Interface dataset entries
——

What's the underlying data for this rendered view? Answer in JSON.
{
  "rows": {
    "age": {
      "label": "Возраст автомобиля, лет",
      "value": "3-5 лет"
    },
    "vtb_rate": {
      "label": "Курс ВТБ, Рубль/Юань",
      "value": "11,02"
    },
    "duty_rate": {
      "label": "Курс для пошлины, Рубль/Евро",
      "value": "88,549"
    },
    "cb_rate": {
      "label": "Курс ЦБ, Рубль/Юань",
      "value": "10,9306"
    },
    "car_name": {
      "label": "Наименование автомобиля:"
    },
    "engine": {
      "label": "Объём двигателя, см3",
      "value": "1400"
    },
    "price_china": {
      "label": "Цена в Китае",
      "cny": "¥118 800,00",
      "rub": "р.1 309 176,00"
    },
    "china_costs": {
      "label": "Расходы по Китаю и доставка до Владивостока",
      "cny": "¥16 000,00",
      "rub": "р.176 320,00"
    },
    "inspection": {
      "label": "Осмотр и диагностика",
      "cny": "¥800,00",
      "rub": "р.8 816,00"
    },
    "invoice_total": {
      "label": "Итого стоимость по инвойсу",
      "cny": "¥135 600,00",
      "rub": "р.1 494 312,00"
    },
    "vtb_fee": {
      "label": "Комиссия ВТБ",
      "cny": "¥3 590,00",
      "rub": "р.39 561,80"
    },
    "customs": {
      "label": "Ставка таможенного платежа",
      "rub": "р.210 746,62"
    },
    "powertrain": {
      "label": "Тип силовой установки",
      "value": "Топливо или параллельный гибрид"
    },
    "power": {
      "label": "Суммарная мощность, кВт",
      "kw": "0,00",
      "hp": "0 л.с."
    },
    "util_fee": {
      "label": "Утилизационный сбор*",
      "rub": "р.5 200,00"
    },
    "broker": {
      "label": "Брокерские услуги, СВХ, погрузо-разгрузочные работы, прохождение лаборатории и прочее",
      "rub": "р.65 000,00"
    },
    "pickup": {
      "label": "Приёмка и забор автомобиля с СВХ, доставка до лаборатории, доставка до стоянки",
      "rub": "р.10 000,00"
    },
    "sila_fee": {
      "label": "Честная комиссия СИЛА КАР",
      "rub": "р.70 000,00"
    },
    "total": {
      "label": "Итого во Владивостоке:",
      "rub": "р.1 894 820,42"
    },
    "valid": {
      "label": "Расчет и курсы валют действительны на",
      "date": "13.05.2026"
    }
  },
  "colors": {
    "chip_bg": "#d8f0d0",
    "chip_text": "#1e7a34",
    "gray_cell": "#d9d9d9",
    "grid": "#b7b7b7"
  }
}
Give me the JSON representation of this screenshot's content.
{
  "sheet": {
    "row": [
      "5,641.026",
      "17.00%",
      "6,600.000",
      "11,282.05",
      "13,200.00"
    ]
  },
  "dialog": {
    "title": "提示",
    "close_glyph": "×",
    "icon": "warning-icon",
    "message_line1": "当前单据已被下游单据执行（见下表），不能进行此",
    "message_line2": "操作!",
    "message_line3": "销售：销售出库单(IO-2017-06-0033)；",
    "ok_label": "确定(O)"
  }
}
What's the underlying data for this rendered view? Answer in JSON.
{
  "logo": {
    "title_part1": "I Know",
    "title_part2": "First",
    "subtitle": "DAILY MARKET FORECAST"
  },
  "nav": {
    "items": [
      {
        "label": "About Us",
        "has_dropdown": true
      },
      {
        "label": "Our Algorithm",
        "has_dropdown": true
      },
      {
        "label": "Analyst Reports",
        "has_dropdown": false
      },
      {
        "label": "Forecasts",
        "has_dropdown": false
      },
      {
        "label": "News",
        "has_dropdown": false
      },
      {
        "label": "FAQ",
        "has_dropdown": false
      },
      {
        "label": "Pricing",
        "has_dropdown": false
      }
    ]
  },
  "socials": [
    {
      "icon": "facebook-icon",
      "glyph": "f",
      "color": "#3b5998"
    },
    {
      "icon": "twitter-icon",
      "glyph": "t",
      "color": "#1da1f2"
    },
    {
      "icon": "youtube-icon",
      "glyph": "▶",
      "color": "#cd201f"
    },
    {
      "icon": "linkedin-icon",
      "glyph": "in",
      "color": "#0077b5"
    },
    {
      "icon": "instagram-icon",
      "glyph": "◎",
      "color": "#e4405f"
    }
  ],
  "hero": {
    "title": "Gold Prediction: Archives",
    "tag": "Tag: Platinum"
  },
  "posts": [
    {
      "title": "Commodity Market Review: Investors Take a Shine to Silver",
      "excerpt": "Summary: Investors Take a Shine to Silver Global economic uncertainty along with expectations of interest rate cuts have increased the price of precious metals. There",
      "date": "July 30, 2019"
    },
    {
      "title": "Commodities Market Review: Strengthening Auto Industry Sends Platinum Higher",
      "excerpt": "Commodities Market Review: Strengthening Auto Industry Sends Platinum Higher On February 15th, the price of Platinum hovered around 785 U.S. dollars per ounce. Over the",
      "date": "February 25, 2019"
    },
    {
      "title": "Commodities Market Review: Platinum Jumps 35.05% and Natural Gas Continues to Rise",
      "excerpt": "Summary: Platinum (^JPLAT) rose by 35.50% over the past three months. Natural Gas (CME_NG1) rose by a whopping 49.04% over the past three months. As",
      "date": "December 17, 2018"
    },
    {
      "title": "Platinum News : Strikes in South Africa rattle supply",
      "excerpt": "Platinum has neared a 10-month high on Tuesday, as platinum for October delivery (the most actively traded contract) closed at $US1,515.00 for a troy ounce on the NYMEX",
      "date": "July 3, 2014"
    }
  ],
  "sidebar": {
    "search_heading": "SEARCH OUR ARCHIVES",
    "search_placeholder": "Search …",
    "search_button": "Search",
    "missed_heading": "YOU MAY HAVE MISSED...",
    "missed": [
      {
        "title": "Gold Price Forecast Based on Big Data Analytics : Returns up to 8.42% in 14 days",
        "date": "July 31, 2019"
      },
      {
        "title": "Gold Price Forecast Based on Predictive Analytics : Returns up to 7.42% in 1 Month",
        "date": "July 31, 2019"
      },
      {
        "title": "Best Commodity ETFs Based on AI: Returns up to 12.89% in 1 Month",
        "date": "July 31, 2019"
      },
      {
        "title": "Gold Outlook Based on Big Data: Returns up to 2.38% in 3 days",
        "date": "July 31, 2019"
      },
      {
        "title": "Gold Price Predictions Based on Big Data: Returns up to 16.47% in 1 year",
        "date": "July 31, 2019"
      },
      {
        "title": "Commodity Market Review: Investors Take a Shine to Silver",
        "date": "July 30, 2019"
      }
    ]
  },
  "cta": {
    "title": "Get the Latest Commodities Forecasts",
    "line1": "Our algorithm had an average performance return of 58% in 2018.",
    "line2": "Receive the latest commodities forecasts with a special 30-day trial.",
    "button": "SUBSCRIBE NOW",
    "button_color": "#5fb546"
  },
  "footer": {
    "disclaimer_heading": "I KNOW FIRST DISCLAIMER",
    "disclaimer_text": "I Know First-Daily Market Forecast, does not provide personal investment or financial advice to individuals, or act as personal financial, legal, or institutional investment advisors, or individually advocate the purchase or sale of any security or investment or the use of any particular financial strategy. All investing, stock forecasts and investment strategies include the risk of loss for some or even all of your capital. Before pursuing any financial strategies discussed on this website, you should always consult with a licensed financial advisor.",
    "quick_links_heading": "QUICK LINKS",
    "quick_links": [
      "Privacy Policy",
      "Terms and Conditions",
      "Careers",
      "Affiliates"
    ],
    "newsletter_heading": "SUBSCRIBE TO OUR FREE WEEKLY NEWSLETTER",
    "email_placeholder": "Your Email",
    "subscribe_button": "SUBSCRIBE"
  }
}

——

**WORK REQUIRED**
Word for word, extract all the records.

**ANSWER FOR THE TASK**
What's the underlying data for this rendered view? Answer in JSON.
{
  "rows": {
    "age": {
      "label": "Возраст автомобиля, лет",
      "value": "3-5 лет"
    },
    "vtb_rate": {
      "label": "Курс ВТБ, Рубль/Юань",
      "value": "11,02"
    },
    "duty_rate": {
      "label": "Курс для пошлины, Рубль/Евро",
      "value": "88,549"
    },
    "cb_rate": {
      "label": "Курс ЦБ, Рубль/Юань",
      "value": "10,9306"
    },
    "car_name": {
      "label": "Наименование автомобиля:"
    },
    "engine": {
      "label": "Объём двигателя, см3",
      "value": "1400"
    },
    "price_china": {
      "label": "Цена в Китае",
      "cny": "¥118 800,00",
      "rub": "р.1 309 176,00"
    },
    "china_costs": {
      "label": "Расходы по Китаю и доставка до Владивостока",
      "cny": "¥16 000,00",
      "rub": "р.176 320,00"
    },
    "inspection": {
      "label": "Осмотр и диагностика",
      "cny": "¥800,00",
      "rub": "р.8 816,00"
    },
    "invoice_total": {
      "label": "Итого стоимость по инвойсу",
      "cny": "¥135 600,00",
      "rub": "р.1 494 312,00"
    },
    "vtb_fee": {
      "label": "Комиссия ВТБ",
      "cny": "¥3 590,00",
      "rub": "р.39 561,80"
    },
    "customs": {
      "label": "Ставка таможенного платежа",
      "rub": "р.210 746,62"
    },
    "powertrain": {
      "label": "Тип силовой установки",
      "value": "Топливо или параллельный гибрид"
    },
    "power": {
      "label": "Суммарная мощность, кВт",
      "kw": "0,00",
      "hp": "0 л.с."
    },
    "util_fee": {
      "label": "Утилизационный сбор*",
      "rub": "р.5 200,00"
    },
    "broker": {
      "label": "Брокерские услуги, СВХ, погрузо-разгрузочные работы, прохождение лаборатории и прочее",
      "rub": "р.65 000,00"
    },
    "pickup": {
      "label": "Приёмка и забор автомобиля с СВХ, доставка до лаборатории, доставка до стоянки",
      "rub": "р.10 000,00"
    },
    "sila_fee": {
      "label": "Честная комиссия СИЛА КАР",
      "rub": "р.70 000,00"
    },
    "total": {
      "label": "Итого во Владивостоке:",
      "rub": "р.1 894 820,42"
    },
    "valid": {
      "label": "Расчет и курсы валют действительны на",
      "date": "13.05.2026"
    }
  },
  "colors": {
    "chip_bg": "#d8f0d0",
    "chip_text": "#1e7a34",
    "gray_cell": "#d9d9d9",
    "grid": "#b7b7b7"
  }
}
Give me the JSON representation of this screenshot's content.
{
  "sheet": {
    "row": [
      "5,641.026",
      "17.00%",
      "6,600.000",
      "11,282.05",
      "13,200.00"
    ]
  },
  "dialog": {
    "title": "提示",
    "close_glyph": "×",
    "icon": "warning-icon",
    "message_line1": "当前单据已被下游单据执行（见下表），不能进行此",
    "message_line2": "操作!",
    "message_line3": "销售：销售出库单(IO-2017-06-0033)；",
    "ok_label": "确定(O)"
  }
}
What's the underlying data for this rendered view? Answer in JSON.
{
  "logo": {
    "title_part1": "I Know",
    "title_part2": "First",
    "subtitle": "DAILY MARKET FORECAST"
  },
  "nav": {
    "items": [
      {
        "label": "About Us",
        "has_dropdown": true
      },
      {
        "label": "Our Algorithm",
        "has_dropdown": true
      },
      {
        "label": "Analyst Reports",
        "has_dropdown": false
      },
      {
        "label": "Forecasts",
        "has_dropdown": false
      },
      {
        "label": "News",
        "has_dropdown": false
      },
      {
        "label": "FAQ",
        "has_dropdown": false
      },
      {
        "label": "Pricing",
        "has_dropdown": false
      }
    ]
  },
  "socials": [
    {
      "icon": "facebook-icon",
      "glyph": "f",
      "color": "#3b5998"
    },
    {
      "icon": "twitter-icon",
      "glyph": "t",
      "color": "#1da1f2"
    },
    {
      "icon": "youtube-icon",
      "glyph": "▶",
      "color": "#cd201f"
    },
    {
      "icon": "linkedin-icon",
      "glyph": "in",
      "color": "#0077b5"
    },
    {
      "icon": "instagram-icon",
      "glyph": "◎",
      "color": "#e4405f"
    }
  ],
  "hero": {
    "title": "Gold Prediction: Archives",
    "tag": "Tag: Platinum"
  },
  "posts": [
    {
      "title": "Commodity Market Review: Investors Take a Shine to Silver",
      "excerpt": "Summary: Investors Take a Shine to Silver Global economic uncertainty along with expectations of interest rate cuts have increased the price of precious metals. There",
      "date": "July 30, 2019"
    },
    {
      "title": "Commodities Market Review: Strengthening Auto Industry Sends Platinum Higher",
      "excerpt": "Commodities Market Review: Strengthening Auto Industry Sends Platinum Higher On February 15th, the price of Platinum hovered around 785 U.S. dollars per ounce. Over the",
      "date": "February 25, 2019"
    },
    {
      "title": "Commodities Market Review: Platinum Jumps 35.05% and Natural Gas Continues to Rise",
      "excerpt": "Summary: Platinum (^JPLAT) rose by 35.50% over the past three months. Natural Gas (CME_NG1) rose by a whopping 49.04% over the past three months. As",
      "date": "December 17, 2018"
    },
    {
      "title": "Platinum News : Strikes in South Africa rattle supply",
      "excerpt": "Platinum has neared a 10-month high on Tuesday, as platinum for October delivery (the most actively traded contract) closed at $US1,515.00 for a troy ounce on the NYMEX",
      "date": "July 3, 2014"
    }
  ],
  "sidebar": {
    "search_heading": "SEARCH OUR ARCHIVES",
    "search_placeholder": "Search …",
    "search_button": "Search",
    "missed_heading": "YOU MAY HAVE MISSED...",
    "missed": [
      {
        "title": "Gold Price Forecast Based on Big Data Analytics : Returns up to 8.42% in 14 days",
        "date": "July 31, 2019"
      },
      {
        "title": "Gold Price Forecast Based on Predictive Analytics : Returns up to 7.42% in 1 Month",
        "date": "July 31, 2019"
      },
      {
        "title": "Best Commodity ETFs Based on AI: Returns up to 12.89% in 1 Month",
        "date": "July 31, 2019"
      },
      {
        "title": "Gold Outlook Based on Big Data: Returns up to 2.38% in 3 days",
        "date": "July 31, 2019"
      },
      {
        "title": "Gold Price Predictions Based on Big Data: Returns up to 16.47% in 1 year",
        "date": "July 31, 2019"
      },
      {
        "title": "Commodity Market Review: Investors Take a Shine to Silver",
        "date": "July 30, 2019"
      }
    ]
  },
  "cta": {
    "title": "Get the Latest Commodities Forecasts",
    "line1": "Our algorithm had an average performance return of 58% in 2018.",
    "line2": "Receive the latest commodities forecasts with a special 30-day trial.",
    "button": "SUBSCRIBE NOW",
    "button_color": "#5fb546"
  },
  "footer": {
    "disclaimer_heading": "I KNOW FIRST DISCLAIMER",
    "disclaimer_text": "I Know First-Daily Market Forecast, does not provide personal investment or financial advice to individuals, or act as personal financial, legal, or institutional investment advisors, or individually advocate the purchase or sale of any security or investment or the use of any particular financial strategy. All investing, stock forecasts and investment strategies include the risk of loss for some or even all of your capital. Before pursuing any financial strategies discussed on this website, you should always consult with a licensed financial advisor.",
    "quick_links_heading": "QUICK LINKS",
    "quick_links": [
      "Privacy Policy",
      "Terms and Conditions",
      "Careers",
      "Affiliates"
    ],
    "newsletter_heading": "SUBSCRIBE TO OUR FREE WEEKLY NEWSLETTER",
    "email_placeholder": "Your Email",
    "subscribe_button": "SUBSCRIBE"
  }
}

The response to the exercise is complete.